Lucky for you, I’ve got plenty of chassis’ here for review, so expect to be seeing some more results for comparison over the next few weeks. New hardware always puts a damper on the number of comparable results for a short time.


Testing Setup:

Comparison Cases:












Overall performance was about average. Idle temps were consistently a smidge higher than the other comparison cases and the chipset was noticeably warmer at idle as well. I’m not really sure what contributed to these higher temperatures, as the case body isn’t much different than the others. Either way, it didn’t perform significantly well or poor; it was on par with other cases in its category, which is a positive. At this point now, it’s a matter of a degree or two and the comparison of appearance with competing cases.


Overall, I didn’t love this case, but I didn’t hate it either. It left me right in the middle of plenty other cases that I’ve previously reviewed. However, it does have a hot swap bay available right on top, as I like. I’ve mentioned it time and time again; it’s just a nice feature that really adds to any chassis. It makes life so much easier from time to time and really doesn’t take up any extra build space. The fan controller is nifty, but its function falls short in my opinion. The power button being where it is and the flashy lights made it awkward and gave me no real feel of where the group A set of fans was, in comparison to that of group B. Additionally, it would be nice to be able to set the two at the exact same speeds (not just by having both maxed or both minimized).

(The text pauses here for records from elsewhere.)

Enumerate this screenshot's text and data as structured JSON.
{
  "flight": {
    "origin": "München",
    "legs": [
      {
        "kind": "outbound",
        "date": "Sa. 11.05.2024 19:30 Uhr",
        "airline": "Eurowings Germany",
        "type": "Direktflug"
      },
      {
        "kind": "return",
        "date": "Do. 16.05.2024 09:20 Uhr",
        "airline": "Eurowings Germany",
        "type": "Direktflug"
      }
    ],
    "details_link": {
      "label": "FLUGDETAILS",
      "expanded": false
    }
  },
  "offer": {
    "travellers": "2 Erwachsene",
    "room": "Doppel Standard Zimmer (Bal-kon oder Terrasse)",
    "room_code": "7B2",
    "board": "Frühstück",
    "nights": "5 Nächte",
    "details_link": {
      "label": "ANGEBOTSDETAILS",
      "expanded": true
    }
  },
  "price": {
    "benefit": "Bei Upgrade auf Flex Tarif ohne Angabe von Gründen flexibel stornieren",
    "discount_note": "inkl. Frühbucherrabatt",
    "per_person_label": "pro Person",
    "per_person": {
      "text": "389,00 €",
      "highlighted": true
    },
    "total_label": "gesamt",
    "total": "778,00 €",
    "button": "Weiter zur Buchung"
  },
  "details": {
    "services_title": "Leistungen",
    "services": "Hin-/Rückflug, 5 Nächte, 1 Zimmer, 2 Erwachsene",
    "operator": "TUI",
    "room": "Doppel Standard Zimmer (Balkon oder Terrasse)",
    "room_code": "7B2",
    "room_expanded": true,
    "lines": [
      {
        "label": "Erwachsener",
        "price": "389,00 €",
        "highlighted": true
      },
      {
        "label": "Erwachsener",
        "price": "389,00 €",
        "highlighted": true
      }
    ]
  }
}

The Evolution is a nice affordable case at its price and makes for a nice build when compared to other cases at this price. The docking station and fan controller put it ahead of some higher cost cases, but its size and execution of the fan controller hold it back a little in my opinion. I feel that it isn’t quite the full size case many of you associate with a full tower, so when they say midi size, think just like midi files, smaller. In any case, it’s a good buy and a great way to spice up a low-end gaming build.